__DIRECTIONS__. Where a line in the listing contains the string "true", copy that line out.

__DATA FOR THIS EXERCISE__.

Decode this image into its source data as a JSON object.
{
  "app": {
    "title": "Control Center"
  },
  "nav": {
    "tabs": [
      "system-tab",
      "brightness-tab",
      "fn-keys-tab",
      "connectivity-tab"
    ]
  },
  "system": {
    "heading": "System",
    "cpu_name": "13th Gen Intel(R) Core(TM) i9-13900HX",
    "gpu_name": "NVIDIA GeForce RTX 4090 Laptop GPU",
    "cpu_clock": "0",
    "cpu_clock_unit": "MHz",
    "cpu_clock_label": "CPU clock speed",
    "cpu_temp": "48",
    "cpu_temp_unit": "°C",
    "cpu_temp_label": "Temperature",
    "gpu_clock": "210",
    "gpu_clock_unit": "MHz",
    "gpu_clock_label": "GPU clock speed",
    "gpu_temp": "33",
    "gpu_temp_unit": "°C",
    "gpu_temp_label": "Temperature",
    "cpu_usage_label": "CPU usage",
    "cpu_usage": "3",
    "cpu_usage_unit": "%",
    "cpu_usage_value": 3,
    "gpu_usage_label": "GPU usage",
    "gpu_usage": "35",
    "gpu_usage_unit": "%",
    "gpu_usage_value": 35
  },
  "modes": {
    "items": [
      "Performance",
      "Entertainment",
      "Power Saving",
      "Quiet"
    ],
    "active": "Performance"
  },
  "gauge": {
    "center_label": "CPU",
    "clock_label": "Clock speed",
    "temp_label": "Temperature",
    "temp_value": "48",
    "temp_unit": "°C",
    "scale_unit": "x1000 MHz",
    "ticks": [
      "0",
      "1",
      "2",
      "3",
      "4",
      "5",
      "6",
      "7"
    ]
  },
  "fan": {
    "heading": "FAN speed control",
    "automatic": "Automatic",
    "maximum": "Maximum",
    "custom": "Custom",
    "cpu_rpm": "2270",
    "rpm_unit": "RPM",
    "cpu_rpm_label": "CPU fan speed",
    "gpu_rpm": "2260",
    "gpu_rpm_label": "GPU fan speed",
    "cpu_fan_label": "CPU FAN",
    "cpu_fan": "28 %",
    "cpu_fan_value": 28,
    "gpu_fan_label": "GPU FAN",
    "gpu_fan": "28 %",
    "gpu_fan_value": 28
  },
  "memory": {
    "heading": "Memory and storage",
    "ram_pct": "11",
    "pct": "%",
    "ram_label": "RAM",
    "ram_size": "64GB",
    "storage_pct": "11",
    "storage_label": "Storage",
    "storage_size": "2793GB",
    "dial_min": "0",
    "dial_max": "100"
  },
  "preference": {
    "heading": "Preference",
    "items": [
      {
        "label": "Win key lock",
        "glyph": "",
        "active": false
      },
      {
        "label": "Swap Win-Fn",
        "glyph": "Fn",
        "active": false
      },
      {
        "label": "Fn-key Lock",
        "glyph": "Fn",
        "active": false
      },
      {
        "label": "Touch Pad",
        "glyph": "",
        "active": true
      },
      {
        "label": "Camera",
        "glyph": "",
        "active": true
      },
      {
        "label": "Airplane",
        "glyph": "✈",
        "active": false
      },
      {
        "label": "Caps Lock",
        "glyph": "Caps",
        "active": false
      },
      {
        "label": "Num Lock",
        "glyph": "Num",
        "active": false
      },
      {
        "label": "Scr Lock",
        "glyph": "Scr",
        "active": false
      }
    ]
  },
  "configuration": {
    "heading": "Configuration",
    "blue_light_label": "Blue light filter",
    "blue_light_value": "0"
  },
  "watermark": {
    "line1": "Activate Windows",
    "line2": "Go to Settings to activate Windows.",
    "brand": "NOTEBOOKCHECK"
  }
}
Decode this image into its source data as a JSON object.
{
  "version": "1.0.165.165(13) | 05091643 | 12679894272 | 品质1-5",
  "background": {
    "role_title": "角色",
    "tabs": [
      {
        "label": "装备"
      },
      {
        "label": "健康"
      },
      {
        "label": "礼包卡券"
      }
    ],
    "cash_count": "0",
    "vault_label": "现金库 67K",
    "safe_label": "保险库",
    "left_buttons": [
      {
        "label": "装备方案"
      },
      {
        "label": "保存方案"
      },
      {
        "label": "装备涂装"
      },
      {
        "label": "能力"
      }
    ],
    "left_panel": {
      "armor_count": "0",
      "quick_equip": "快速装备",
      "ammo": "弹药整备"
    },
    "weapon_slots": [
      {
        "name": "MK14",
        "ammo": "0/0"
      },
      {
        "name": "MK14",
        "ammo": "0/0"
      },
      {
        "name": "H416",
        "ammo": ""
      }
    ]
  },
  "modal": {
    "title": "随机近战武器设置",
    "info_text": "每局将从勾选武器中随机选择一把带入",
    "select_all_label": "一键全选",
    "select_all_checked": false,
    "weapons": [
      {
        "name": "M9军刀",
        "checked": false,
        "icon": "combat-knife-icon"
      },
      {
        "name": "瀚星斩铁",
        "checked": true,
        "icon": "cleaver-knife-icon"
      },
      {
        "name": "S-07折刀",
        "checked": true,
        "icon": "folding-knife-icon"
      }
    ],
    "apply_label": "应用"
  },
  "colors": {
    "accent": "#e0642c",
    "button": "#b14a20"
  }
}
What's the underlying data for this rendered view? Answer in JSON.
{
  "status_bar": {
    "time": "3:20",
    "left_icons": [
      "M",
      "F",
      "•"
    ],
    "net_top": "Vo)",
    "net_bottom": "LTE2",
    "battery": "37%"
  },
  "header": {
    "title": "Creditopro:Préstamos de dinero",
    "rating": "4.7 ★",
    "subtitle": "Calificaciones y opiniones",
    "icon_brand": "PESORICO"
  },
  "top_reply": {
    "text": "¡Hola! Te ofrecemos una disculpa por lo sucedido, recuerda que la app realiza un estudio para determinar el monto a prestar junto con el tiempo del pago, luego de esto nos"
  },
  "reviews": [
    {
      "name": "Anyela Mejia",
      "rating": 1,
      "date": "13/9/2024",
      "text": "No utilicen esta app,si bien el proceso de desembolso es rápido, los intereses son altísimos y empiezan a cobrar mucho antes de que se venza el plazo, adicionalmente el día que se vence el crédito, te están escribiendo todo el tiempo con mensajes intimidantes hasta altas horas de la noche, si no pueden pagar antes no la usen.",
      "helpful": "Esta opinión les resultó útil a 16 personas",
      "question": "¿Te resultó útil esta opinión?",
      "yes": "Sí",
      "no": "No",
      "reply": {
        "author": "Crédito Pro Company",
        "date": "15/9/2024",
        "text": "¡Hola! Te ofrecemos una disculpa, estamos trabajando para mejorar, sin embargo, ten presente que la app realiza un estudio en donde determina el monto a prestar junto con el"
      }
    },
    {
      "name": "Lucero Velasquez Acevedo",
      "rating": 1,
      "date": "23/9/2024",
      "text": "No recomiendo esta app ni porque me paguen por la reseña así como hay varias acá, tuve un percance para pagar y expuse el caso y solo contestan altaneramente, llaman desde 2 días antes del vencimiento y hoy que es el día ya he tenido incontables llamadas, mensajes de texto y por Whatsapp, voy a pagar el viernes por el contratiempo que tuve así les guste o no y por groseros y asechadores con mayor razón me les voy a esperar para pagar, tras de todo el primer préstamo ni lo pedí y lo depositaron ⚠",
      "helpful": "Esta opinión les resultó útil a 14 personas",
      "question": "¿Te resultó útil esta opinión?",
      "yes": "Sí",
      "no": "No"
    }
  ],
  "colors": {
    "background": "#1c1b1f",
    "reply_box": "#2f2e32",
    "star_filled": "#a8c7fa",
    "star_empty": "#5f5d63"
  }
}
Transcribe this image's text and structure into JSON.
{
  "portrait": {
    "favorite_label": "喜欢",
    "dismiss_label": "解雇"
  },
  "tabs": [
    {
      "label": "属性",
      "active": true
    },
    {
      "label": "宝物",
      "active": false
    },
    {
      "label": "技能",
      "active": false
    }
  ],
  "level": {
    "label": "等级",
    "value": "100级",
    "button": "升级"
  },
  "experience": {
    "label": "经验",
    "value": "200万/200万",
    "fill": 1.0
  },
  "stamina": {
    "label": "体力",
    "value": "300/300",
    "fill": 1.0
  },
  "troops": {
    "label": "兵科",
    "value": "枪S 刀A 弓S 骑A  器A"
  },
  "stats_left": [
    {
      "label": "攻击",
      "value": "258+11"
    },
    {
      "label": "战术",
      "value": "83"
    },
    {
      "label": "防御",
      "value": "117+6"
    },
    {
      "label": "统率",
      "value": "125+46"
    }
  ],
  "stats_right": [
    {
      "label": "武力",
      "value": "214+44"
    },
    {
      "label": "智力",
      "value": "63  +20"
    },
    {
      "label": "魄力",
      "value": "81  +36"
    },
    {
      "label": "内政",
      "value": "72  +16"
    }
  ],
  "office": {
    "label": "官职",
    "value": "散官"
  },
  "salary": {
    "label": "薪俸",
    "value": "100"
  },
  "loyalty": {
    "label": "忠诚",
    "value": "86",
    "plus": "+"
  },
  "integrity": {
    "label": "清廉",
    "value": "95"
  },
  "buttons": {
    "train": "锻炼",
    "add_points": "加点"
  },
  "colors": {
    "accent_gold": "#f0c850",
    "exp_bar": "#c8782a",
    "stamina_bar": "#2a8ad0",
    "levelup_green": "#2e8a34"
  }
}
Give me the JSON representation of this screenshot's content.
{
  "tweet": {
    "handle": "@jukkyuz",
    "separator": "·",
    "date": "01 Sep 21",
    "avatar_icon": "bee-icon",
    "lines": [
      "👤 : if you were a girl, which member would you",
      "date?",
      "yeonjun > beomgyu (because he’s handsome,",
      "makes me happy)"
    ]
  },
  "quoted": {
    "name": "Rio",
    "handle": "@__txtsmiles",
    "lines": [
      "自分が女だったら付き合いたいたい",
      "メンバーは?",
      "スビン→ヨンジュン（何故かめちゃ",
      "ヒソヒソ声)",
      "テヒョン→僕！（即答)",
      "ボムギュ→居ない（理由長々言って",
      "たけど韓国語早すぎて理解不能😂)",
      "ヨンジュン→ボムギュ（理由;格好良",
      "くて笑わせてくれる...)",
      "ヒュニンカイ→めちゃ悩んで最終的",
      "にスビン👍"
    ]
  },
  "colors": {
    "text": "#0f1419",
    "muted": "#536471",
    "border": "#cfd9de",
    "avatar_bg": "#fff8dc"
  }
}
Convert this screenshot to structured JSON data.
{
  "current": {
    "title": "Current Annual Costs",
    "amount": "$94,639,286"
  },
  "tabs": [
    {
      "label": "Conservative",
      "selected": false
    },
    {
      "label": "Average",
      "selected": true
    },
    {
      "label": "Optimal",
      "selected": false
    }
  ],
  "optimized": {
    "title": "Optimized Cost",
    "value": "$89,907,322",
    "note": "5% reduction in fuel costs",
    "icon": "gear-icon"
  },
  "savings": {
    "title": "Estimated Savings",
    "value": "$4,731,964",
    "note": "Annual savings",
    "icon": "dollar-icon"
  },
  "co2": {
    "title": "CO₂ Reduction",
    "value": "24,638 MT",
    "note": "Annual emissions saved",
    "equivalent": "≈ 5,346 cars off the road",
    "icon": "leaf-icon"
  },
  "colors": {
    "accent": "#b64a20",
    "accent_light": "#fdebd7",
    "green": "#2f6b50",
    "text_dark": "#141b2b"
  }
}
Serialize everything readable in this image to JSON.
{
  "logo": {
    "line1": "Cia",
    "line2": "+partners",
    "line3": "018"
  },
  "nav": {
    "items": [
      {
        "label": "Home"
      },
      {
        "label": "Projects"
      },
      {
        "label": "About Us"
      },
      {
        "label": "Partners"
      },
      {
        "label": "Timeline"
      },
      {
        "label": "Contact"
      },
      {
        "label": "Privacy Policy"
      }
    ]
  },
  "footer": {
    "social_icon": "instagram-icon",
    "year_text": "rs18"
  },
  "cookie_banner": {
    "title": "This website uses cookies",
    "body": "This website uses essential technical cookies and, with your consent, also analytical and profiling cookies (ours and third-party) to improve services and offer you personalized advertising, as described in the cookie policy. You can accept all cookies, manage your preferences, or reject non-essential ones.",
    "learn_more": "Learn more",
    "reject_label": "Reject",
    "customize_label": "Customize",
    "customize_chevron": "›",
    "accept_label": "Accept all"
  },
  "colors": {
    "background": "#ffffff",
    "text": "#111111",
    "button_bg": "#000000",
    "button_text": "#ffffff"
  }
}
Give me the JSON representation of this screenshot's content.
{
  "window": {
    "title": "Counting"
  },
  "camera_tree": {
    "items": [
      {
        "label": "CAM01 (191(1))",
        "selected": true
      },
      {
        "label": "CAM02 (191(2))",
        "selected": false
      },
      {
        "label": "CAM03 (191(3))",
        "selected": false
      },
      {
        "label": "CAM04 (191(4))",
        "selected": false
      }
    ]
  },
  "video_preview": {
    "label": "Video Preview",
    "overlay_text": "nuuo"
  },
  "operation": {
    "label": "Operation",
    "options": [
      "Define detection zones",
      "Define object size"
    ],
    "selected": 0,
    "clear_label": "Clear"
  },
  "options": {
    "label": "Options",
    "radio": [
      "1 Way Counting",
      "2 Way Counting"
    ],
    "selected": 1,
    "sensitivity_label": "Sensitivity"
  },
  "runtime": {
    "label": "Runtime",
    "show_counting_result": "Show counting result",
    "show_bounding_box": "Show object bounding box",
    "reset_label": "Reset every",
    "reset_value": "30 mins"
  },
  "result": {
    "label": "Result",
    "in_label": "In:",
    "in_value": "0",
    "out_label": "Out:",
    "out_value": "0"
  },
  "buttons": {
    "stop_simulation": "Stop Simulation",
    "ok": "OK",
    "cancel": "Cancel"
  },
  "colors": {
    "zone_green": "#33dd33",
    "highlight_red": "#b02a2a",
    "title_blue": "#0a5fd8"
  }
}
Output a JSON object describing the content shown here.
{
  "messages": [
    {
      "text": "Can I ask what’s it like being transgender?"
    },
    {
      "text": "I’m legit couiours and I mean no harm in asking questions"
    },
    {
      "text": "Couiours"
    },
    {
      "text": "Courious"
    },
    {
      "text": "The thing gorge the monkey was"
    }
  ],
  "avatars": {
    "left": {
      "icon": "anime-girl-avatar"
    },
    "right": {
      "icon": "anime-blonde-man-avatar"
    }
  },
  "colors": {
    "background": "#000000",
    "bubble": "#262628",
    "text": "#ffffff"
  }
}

__YOUR SOLUTION__.
        "active": true
        "active": true
        "checked": true,
        "checked": true,
      "active": true
      "selected": true
        "selected": true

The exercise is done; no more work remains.